MUSCLED UP OR BOUND BY OBSESSION?
What are your thoughts on professional bodybuilding? I only ask because I have a nephew who’s just turned 16 and is absolutely obsessed with the sport. His mother and I worry about the dark side of things – eg. steroids and so on. But my nephew wants a weight set for his birthday. Any advice you can offer would be appreciated.
Doris in Manatoba
Dear Doris with Dumbbells:
You’ve asked two very different separate questions; the first regarding what is laughingly consider ‘pro’ and ‘a sport’; the second – an inquiry about becoming physically fit. So, permit me to answer these polar opposite concerns in turn, with the disclaimer that I, of course, am not a physician.
No, some hulking 300lb. brute will have no shame in going before a television camera with biceps the size of most average men’s thighs and declare that he built such extraordinary girth through vitamin supplementation, healthy eating and sheer will power alone. To admit otherwise would force a competitor out of competition.
Yet, year after year we see a healthy sampling of these ‘unhealthy professionals’ succumb to a barrage of ailments, even death, while still in their late twenties and early thirties.
So, does every bodybuilder on steroids die early of a side effect?
For every physician who goes on record claiming steroid abuse provided the catalyst for these illnesses there are two or three others – usually funded by some pharmaceutical company exploiting young impressionable men as their guinea pigs – who will suggest that any illness, whatever it may be, was destined to happened to the individual in question with or without steroids filtered into the equation.
To be clear – steroids are an accelerant, nothing more.
The surge of false energy that follows convinces the mind that the body is stronger than it actually is and, as a result, a man on steroids can lift more weight, harder and for longer periods of time, so that the body is thrown into overdrive 24/7.
There are all sorts of different steroids.
The problem with steroids is that they accelerate not only the external appearance of the body but also its internal workings. Heart rate and blood pressure rise and the aging processes go into overdrive, wearing out such vital organs as the heart, liver, lungs and kidneys.
I understand perfectly why your nephew is ‘obsessed’ with the sport in general and bodybuilders in particular.
And anyway, artists of humanity have always had a curious predilection for extolling the virtues of an overtly muscular male form: Michelangelo’s statue of David (right) and his painting of the very chiseled hand of God touching a rock solid naked man’s (below) being but two prime examples.
You would do wise to point out to your nephew – or, more ideally have some male figure illustrate the point for you – that the irony of bodybuilding on steroids is that it makes you look as though you could uproot an entire tree and carry it over one shoulder like a match stick, but in actuality these drugs have weakened virtually all normal functions within the body – including physical strength. Bodybuilders on steroids are frequently prone to bouts of lethargy, physical exhaustion and mental blackouts and these symptoms only increase as the drug abuse wears on.

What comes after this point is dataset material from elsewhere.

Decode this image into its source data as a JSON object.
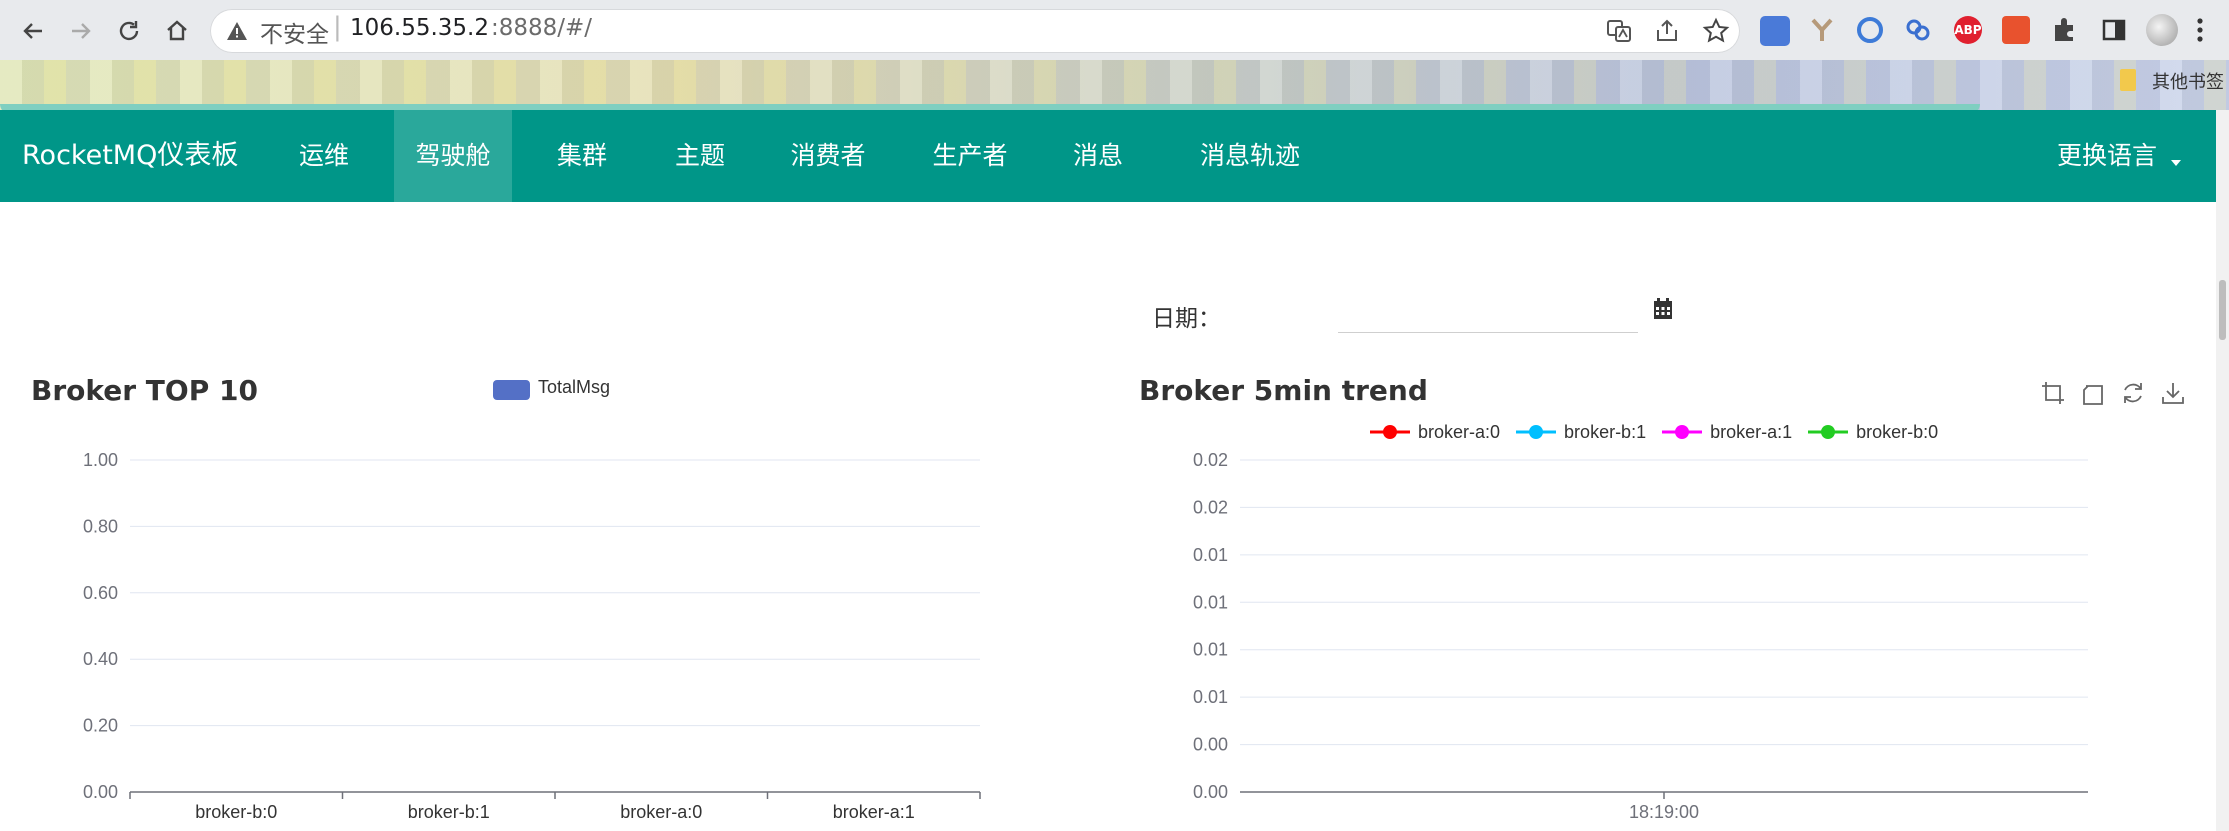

For these boys, an average or even slightly above average male physique doesn’t appear normal.
And even if this disproportionate physique is attained, the goal of being bigger than big is never quite reached to their full satisfaction of the bodybuilder. As time wears on, setbacks of either illness or injury lead to inevitable pauses in their regular workout regime with a reduction in their girth that these boys find appalling – even depressing.
There are too many reasons to list herein as to why super huge is a bad idea. Suffice it to state for the record that personal mobility, finding clothes that actually fit and frequent outbreaks of surface acne fall to the bottom of this list of negatives when one is facing drug induced leukemia or a malignant brain tumor.

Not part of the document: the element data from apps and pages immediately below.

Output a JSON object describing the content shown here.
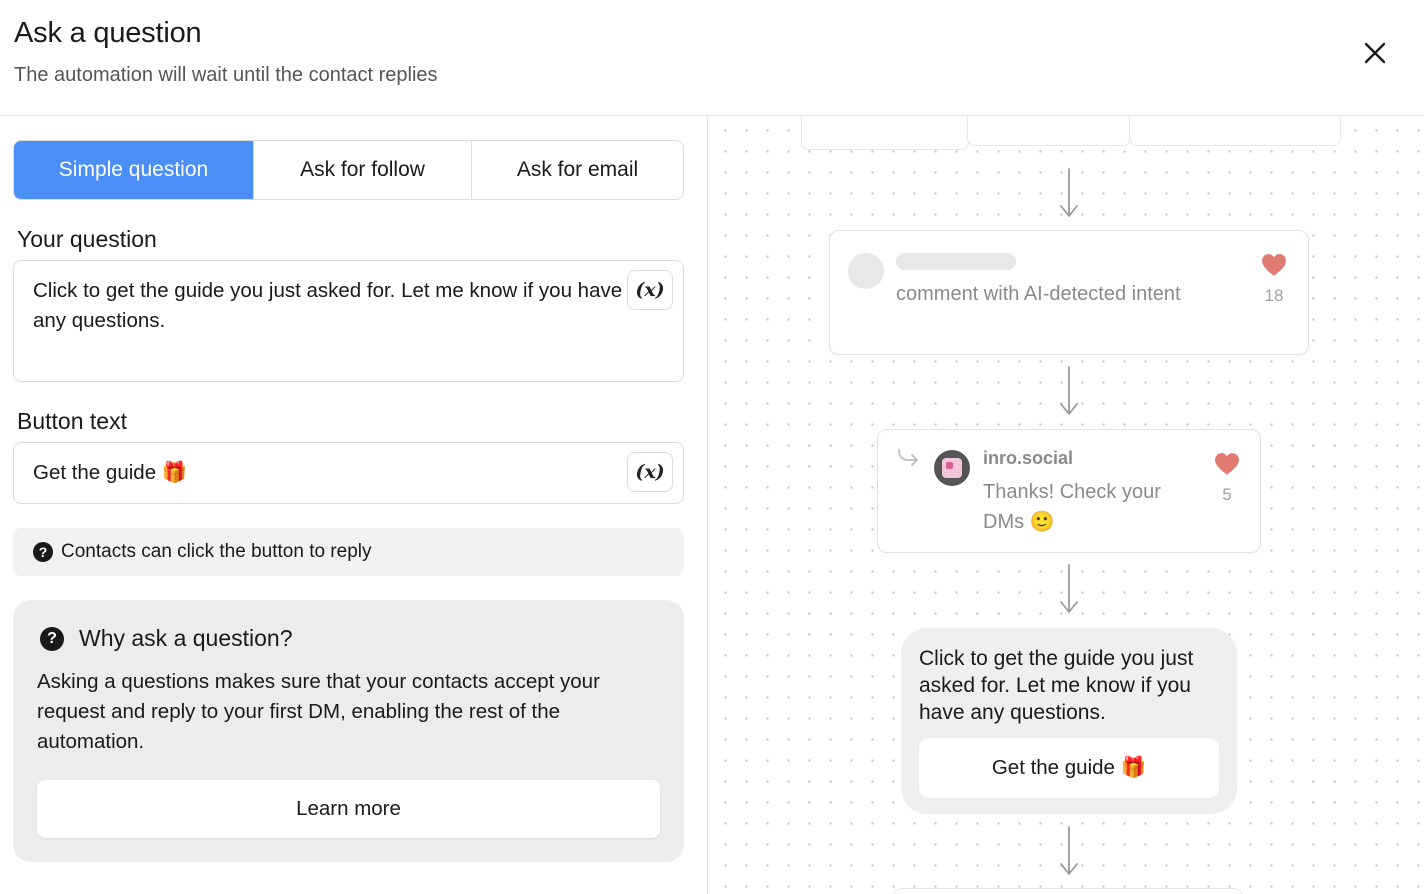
{
  "header": {
    "title": "Ask a question",
    "subtitle": "The automation will wait until the contact replies"
  },
  "tabs": [
    {
      "label": "Simple question",
      "active": true
    },
    {
      "label": "Ask for follow",
      "active": false
    },
    {
      "label": "Ask for email",
      "active": false
    }
  ],
  "question": {
    "label": "Your question",
    "value": "Click to get the guide you just asked for. Let me know if you have any questions.",
    "variable_button": "(x)"
  },
  "button_text": {
    "label": "Button text",
    "value": "Get the guide 🎁",
    "variable_button": "(x)"
  },
  "hint": {
    "icon": "question-circle-icon",
    "text": "Contacts can click the button to reply"
  },
  "info": {
    "icon": "question-circle-icon",
    "title": "Why ask a question?",
    "body": "Asking a questions makes sure that your contacts accept your request and reply to your first DM, enabling the rest of the automation.",
    "button": "Learn more"
  },
  "preview": {
    "comment_node": {
      "text": "comment with AI-detected intent",
      "likes": "18"
    },
    "reply_node": {
      "username": "inro.social",
      "text": "Thanks! Check your DMs 🙂",
      "likes": "5"
    },
    "message_bubble": {
      "text": "Click to get the guide you just asked for. Let me know if you have any questions.",
      "button": "Get the guide 🎁"
    }
  },
  "colors": {
    "accent": "#4b8ef5",
    "heart": "#e07a72",
    "hint_bg": "#f2f2f2",
    "info_bg": "#ececec"
  }
}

Finally, steroids – though readily available in every venue from the high school gym to the local health club – are against the law.
There - so much for the first part of your question. As per part two, my advice is quite simple and infinitely shorter to digest: buy your nephew his weight set.
The Crabby Critic